How can we tell if a cluster of infection cases is an innocent coincidence, or the first sign of an impending outbreak? Finding out whether infection cases are related, and whether they are caused by a bacterial strain with a high risk of person-to-person transmission, is a vital step in infection control. But early detection and intervention has long been hampered by the slow speed of culture-based strain typing. Other areas of medicine have been disrupted by new technologies to improve diagnosis and patient care, but an innovative solution to the problems of infection surveillance is overdue.
In her prize lecture, Professor Sharon Peacock CBE explores how whole genome sequencing could lead us out of this ‘innovation desert.’ Cheap, reliable and rapid sequencing platforms can be combined with geographical patient data (at scales ranging from countries, to health authorities, to wards in an individual hospital) to enable rapid identification of potential outbreaks before they get out of hand.

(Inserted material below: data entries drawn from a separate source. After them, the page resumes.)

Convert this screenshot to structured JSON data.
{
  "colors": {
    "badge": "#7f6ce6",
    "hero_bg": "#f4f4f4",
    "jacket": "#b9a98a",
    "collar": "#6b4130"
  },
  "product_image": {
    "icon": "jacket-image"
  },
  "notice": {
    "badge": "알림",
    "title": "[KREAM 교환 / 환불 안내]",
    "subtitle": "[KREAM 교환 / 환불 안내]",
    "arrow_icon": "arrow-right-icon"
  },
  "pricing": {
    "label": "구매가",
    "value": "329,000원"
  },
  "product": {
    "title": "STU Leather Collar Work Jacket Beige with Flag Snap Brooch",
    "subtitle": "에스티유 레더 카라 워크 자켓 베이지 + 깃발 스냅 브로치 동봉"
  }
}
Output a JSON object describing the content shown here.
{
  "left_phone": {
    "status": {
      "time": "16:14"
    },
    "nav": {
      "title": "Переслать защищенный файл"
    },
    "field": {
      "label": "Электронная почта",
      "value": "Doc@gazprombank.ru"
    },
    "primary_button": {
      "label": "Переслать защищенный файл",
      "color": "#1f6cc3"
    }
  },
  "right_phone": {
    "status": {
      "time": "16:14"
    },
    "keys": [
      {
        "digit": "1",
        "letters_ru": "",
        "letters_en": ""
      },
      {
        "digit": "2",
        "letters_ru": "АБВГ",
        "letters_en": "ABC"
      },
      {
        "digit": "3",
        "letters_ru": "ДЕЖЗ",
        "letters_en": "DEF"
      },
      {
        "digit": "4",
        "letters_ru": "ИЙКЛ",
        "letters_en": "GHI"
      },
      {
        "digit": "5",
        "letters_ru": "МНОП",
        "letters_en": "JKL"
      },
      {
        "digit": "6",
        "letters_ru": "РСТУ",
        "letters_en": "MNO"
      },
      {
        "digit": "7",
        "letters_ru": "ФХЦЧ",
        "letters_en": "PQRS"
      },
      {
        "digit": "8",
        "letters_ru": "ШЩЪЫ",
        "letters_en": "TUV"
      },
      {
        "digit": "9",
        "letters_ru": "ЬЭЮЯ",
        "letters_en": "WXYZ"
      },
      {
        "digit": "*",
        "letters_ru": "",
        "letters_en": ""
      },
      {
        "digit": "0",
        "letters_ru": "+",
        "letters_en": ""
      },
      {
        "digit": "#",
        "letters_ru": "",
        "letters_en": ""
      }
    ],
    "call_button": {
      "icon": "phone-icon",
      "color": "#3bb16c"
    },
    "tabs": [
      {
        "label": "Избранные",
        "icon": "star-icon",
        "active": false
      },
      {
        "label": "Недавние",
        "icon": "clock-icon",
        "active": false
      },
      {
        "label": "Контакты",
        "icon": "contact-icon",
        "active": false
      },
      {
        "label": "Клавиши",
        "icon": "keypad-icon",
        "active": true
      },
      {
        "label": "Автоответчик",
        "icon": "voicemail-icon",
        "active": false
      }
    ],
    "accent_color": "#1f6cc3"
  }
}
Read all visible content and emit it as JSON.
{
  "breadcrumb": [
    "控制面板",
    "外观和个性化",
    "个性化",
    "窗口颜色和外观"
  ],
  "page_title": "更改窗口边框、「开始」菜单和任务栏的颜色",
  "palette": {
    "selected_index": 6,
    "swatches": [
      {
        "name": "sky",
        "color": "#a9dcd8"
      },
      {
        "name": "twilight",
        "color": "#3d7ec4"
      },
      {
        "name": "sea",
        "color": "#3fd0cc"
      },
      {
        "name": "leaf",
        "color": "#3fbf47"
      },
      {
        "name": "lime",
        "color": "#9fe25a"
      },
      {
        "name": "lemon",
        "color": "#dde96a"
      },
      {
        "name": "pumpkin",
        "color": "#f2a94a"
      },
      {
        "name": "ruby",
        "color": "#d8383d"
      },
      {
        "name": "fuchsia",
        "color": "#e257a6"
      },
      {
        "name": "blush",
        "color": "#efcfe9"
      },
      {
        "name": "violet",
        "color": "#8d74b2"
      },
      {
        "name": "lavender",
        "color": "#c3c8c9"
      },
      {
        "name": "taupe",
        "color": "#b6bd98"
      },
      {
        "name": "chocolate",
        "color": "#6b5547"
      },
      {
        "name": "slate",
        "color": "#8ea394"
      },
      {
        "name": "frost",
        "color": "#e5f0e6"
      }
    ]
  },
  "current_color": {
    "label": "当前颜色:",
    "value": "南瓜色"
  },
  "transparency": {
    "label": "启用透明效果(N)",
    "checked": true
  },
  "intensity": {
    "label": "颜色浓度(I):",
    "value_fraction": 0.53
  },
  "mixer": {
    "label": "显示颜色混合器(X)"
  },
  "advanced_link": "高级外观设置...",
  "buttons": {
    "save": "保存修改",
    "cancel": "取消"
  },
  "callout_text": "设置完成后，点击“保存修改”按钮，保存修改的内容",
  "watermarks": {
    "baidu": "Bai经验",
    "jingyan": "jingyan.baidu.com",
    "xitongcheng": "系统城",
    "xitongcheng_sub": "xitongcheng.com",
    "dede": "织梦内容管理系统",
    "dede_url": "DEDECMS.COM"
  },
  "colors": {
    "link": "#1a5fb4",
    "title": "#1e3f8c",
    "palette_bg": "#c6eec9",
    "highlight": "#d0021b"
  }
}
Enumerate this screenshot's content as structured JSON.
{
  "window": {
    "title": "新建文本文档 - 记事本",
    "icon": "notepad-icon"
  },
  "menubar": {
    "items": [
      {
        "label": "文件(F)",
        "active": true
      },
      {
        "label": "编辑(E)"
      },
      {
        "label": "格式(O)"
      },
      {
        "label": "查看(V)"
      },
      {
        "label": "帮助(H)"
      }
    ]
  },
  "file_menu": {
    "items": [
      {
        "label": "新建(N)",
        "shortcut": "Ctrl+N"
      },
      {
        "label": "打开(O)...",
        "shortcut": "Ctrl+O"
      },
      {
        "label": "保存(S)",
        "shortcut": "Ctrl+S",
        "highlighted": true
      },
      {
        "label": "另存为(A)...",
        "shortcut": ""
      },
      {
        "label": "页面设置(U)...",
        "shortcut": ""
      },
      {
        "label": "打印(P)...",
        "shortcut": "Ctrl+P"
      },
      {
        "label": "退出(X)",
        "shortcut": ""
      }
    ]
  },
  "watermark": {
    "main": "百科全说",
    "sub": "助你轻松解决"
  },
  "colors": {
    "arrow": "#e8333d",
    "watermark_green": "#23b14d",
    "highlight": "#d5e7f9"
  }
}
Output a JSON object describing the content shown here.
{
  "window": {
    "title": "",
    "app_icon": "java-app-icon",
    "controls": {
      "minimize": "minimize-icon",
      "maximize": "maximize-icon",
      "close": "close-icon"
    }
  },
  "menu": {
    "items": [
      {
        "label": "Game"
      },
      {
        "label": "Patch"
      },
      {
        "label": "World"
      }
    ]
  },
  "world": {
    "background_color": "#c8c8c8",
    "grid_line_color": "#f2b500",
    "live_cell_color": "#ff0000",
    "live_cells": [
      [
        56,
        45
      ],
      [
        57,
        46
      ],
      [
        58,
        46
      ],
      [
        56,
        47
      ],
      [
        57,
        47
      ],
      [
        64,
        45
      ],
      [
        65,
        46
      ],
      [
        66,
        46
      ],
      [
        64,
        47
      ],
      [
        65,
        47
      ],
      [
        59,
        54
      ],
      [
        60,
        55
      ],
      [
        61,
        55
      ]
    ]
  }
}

The strategies being developed by Professor Peacock’s group and her collaborators have the exciting potential to act as early warning systems for troublesome microbes: identifying transmissible, antibiotic-resistant bugs well before they cause an epidemic.
To learn more about this research, read Professor Peacock’s paper Changing the paradigm for hospital outbreak detection by leading with genomic surveillance of nosocomial pathogens published in Microbiology.